The 7.5 births per 1,000 people last year is the lowest birth rate since the founding of the People’s Republic of China in 1949.
Ning Jizhe, head of the NBS, attributed the falling fertility rate to China’s economic and social development.
Countries tend to experience lower birth rates in line with economic development as increased education access and concentration on careers become new priorities for the population. That is certainly the case elsewhere in Asia, particularly in Japan and South Korea where birth rates have fallen to new lows. The situation is especially concerning in South Korea where there were more deaths than births last year.
However, in the wake of the sinking birth rate and rapidly aging population, the Chinese government has been ramping up efforts to encourage people to have more children. As RT reports, in addition to allowing couples to have up to three children in 2021, officials have also adopted policies aimed at reducing financial pressure on families and creating more beneficial conditions for raising children.
Huang Wenzheng, a demography expert for the Beijing-based Center for China and Globalization, said that birth numbers are likely to fluctuate in the 10 million range before declining further in the absence of more policy changes.

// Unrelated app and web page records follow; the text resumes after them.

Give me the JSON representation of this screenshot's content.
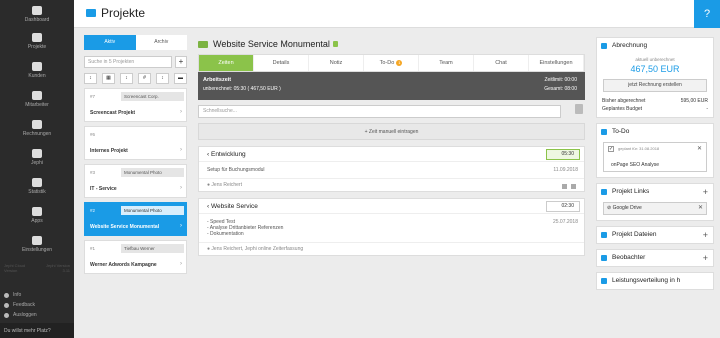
{
  "sidebar": {
    "items": [
      {
        "label": "Dashboard",
        "icon": "dashboard-icon"
      },
      {
        "label": "Projekte",
        "icon": "folder-icon"
      },
      {
        "label": "Kunden",
        "icon": "building-icon"
      },
      {
        "label": "Mitarbeiter",
        "icon": "users-icon"
      },
      {
        "label": "Rechnungen",
        "icon": "invoice-icon"
      },
      {
        "label": "Jephi",
        "icon": "eye-icon"
      },
      {
        "label": "Statistik",
        "icon": "pie-chart-icon"
      },
      {
        "label": "Apps",
        "icon": "puzzle-icon"
      },
      {
        "label": "Einstellungen",
        "icon": "gear-icon"
      }
    ],
    "meta_left": "Jephi Cloud",
    "meta_right": "Jephi Version",
    "meta_line2_left": "Version",
    "meta_line2_right": "3.11",
    "links": [
      "Info",
      "Feedback",
      "Ausloggen"
    ],
    "bottom": "Du willst mehr Platz?"
  },
  "header": {
    "title": "Projekte"
  },
  "project_list": {
    "tab_active": "Aktiv",
    "tab_archive": "Archiv",
    "search_placeholder": "Suche in 5 Projekten",
    "cards": [
      {
        "num": "#7",
        "customer": "Screencast Corp.",
        "name": "Screencast Projekt",
        "active": false
      },
      {
        "num": "#6",
        "customer": "",
        "name": "Internes Projekt",
        "active": false
      },
      {
        "num": "#3",
        "customer": "Monumental Photo",
        "name": "IT - Service",
        "active": false
      },
      {
        "num": "#2",
        "customer": "Monumental Photo",
        "name": "Website Service Monumental",
        "active": true
      },
      {
        "num": "#1",
        "customer": "Tiefbau Werner",
        "name": "Werner Adwords Kampagne",
        "active": false
      }
    ]
  },
  "main": {
    "project_title": "Website Service Monumental",
    "tabs": [
      {
        "label": "Zeiten",
        "active": true
      },
      {
        "label": "Details"
      },
      {
        "label": "Notiz"
      },
      {
        "label": "To-Do",
        "badge": "1"
      },
      {
        "label": "Team"
      },
      {
        "label": "Chat"
      },
      {
        "label": "Einstellungen"
      }
    ],
    "worktime_label": "Arbeitszeit",
    "unbilled": "unberechnet: 05:30  ( 467,50 EUR )",
    "total_time": "Zeitlimit: 00:00",
    "total_sum": "Gesamt: 08:00",
    "search_placeholder": "Schnellsuche...",
    "add_time": "+ Zeit manuell eintragen",
    "entries": [
      {
        "title": "Entwicklung",
        "duration": "05:30",
        "date": "11.09.2018",
        "body": [
          "Setup für Buchungsmodul"
        ],
        "footer": "Jens Reichert"
      },
      {
        "title": "Website Service",
        "duration": "02:30",
        "date": "25.07.2018",
        "body": [
          "- Speed Test",
          "- Analyse Drittanbieter Referenzen",
          "- Dokumentation"
        ],
        "footer": "Jens Reichert, Jephi online Zeiterfassung"
      }
    ]
  },
  "right": {
    "billing": {
      "title": "Abrechnung",
      "amount_label": "aktuell unberechnet",
      "amount": "467,50 EUR",
      "button": "jetzt Rechnung erstellen",
      "rows": [
        {
          "k": "Bisher abgerechnet",
          "v": "595,00 EUR"
        },
        {
          "k": "Geplantes Budget",
          "v": "-"
        }
      ]
    },
    "todo": {
      "title": "To-Do",
      "meta": "geplant für: 31.08.2018",
      "text": "onPage SEO Analyse"
    },
    "links": {
      "title": "Projekt Links",
      "chip": "Google Drive"
    },
    "files": {
      "title": "Projekt Dateien"
    },
    "observers": {
      "title": "Beobachter"
    },
    "distribution": {
      "title": "Leistungsverteilung in h"
    }
  }
}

“Career advancements could be tied to whether you have children or not; economic incentives; or even direct cash payouts by society to meet the cost of raising a family,” Huang suggested to Reuters.
Sat, 01/22/2022 – 23:30